(Data entries)
■ ■ ■ ■

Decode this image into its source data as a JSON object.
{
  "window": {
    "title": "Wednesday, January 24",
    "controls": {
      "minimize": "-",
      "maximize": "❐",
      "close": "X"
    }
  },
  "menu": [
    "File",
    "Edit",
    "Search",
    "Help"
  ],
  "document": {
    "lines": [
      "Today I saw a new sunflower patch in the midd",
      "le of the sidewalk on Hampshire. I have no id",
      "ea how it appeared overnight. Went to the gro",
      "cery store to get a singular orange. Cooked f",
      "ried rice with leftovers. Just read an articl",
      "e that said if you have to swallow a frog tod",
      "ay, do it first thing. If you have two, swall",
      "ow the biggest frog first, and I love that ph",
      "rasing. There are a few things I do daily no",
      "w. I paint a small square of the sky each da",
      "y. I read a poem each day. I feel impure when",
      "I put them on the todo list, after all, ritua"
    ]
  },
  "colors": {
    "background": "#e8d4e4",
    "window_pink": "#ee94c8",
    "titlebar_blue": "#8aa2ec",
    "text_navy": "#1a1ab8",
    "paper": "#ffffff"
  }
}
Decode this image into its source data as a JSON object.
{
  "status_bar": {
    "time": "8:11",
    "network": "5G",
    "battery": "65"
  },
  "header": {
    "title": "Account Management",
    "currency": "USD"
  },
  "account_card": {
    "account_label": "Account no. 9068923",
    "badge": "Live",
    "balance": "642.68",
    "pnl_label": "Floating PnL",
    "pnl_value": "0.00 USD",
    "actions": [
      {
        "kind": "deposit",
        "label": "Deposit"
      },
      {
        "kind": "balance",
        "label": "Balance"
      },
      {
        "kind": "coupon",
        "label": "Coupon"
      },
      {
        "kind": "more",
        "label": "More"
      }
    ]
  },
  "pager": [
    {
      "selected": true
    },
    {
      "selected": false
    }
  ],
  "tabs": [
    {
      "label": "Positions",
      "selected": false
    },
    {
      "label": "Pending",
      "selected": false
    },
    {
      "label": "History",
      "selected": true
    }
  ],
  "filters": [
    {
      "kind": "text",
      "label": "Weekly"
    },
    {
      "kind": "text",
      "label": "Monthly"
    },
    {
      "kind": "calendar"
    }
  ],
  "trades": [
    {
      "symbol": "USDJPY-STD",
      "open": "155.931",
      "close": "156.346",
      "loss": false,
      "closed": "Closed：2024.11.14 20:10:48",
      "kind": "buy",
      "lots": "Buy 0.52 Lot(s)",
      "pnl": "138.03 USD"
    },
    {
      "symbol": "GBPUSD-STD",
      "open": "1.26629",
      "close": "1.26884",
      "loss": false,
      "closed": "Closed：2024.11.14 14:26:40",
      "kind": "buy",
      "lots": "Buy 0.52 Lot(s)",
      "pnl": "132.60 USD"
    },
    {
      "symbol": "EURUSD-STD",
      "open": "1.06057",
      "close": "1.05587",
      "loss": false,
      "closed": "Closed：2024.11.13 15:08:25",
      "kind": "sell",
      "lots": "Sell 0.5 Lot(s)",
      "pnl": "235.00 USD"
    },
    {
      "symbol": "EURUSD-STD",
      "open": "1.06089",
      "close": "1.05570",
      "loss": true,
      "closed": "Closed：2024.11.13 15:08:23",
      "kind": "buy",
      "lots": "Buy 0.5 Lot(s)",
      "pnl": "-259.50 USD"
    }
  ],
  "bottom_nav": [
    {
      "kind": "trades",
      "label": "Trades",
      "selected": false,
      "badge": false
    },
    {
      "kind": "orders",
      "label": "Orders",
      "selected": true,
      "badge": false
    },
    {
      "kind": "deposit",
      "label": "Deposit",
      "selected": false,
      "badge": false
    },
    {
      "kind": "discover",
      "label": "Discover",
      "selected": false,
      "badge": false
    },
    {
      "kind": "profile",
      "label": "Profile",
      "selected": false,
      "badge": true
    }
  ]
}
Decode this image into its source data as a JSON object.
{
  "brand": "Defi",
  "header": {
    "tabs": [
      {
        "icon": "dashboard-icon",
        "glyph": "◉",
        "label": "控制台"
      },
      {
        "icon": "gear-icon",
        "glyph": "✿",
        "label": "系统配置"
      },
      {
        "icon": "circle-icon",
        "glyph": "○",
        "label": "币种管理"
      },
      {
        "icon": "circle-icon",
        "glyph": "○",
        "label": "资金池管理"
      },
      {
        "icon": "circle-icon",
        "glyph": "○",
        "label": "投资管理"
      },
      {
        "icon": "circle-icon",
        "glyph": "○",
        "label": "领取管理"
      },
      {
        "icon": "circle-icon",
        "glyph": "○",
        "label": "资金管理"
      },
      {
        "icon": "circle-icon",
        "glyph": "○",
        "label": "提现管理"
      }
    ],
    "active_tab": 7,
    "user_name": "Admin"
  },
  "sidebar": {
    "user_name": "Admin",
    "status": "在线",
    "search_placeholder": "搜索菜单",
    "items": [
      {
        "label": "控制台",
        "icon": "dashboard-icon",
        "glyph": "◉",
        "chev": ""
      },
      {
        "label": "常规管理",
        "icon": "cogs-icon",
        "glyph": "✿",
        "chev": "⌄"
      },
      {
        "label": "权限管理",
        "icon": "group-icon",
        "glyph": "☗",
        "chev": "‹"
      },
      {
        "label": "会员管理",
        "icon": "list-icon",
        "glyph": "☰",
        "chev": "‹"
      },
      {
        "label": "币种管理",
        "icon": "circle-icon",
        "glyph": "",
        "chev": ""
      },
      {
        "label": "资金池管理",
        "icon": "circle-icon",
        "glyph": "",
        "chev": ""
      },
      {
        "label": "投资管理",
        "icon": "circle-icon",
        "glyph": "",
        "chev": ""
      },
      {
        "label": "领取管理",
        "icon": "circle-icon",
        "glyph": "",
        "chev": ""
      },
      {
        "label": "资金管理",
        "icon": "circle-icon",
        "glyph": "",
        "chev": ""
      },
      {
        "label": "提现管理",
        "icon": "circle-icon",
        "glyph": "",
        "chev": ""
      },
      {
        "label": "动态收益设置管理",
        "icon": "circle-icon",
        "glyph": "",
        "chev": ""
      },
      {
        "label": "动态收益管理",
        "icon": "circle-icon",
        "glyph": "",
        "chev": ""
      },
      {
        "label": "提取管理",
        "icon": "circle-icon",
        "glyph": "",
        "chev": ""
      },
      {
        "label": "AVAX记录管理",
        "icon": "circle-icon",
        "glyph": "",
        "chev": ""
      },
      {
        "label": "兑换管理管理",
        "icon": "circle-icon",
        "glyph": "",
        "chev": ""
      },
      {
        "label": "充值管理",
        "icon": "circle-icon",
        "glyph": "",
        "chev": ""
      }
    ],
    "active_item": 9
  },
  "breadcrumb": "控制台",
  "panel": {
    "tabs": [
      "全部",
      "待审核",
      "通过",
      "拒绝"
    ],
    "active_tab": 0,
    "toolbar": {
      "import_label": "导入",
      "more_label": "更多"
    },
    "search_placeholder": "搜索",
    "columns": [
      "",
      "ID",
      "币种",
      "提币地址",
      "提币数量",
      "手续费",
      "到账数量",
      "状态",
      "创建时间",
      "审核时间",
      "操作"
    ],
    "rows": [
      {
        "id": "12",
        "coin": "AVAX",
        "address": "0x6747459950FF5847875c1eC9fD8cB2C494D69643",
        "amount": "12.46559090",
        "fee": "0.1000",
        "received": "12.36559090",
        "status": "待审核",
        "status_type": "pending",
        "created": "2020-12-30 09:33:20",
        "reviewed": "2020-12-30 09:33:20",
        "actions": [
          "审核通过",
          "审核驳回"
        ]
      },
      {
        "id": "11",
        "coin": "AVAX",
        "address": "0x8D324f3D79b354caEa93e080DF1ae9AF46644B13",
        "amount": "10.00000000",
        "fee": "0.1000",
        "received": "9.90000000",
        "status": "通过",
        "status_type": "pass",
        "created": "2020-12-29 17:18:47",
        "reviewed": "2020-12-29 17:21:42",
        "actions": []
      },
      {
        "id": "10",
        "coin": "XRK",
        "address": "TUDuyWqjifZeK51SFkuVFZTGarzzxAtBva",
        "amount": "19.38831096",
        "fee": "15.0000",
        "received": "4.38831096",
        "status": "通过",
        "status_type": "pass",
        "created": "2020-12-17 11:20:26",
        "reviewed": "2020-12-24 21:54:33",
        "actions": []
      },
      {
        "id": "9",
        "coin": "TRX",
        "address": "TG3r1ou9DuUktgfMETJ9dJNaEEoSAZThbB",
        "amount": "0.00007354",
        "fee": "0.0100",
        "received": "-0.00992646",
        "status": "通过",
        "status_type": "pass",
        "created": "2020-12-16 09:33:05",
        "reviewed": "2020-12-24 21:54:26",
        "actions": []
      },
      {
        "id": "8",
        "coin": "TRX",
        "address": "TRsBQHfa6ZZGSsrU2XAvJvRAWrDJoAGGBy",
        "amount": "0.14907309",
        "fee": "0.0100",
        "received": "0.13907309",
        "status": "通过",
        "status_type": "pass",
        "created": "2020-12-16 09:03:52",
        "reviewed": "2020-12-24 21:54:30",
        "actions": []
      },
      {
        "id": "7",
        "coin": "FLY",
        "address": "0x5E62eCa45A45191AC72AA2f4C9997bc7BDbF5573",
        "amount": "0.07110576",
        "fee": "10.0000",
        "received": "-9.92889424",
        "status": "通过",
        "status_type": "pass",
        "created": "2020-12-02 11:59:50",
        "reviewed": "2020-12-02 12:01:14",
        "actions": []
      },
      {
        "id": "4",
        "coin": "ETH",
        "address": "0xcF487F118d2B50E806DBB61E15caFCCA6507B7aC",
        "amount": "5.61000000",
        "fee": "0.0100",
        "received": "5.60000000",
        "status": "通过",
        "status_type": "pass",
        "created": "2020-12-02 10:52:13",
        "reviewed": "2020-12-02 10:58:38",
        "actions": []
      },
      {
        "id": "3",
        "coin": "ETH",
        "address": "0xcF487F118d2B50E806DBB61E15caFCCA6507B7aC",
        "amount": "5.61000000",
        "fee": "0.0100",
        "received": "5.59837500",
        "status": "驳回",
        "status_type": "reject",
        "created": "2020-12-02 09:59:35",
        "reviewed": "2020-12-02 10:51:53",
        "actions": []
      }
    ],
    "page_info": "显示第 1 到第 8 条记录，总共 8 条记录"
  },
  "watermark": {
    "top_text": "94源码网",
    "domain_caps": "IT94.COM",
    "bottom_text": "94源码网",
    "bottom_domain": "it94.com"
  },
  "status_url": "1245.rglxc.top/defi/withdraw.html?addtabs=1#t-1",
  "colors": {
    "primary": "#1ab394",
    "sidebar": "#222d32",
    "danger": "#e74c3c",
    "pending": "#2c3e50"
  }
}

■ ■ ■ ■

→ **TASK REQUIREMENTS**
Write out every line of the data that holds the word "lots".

→ **SOLUTION FOR THIS EXERCISE**
      "lots": "Buy 0.52 Lot(s)",
      "lots": "Buy 0.52 Lot(s)",
      "lots": "Sell 0.5 Lot(s)",
      "lots": "Buy 0.5 Lot(s)",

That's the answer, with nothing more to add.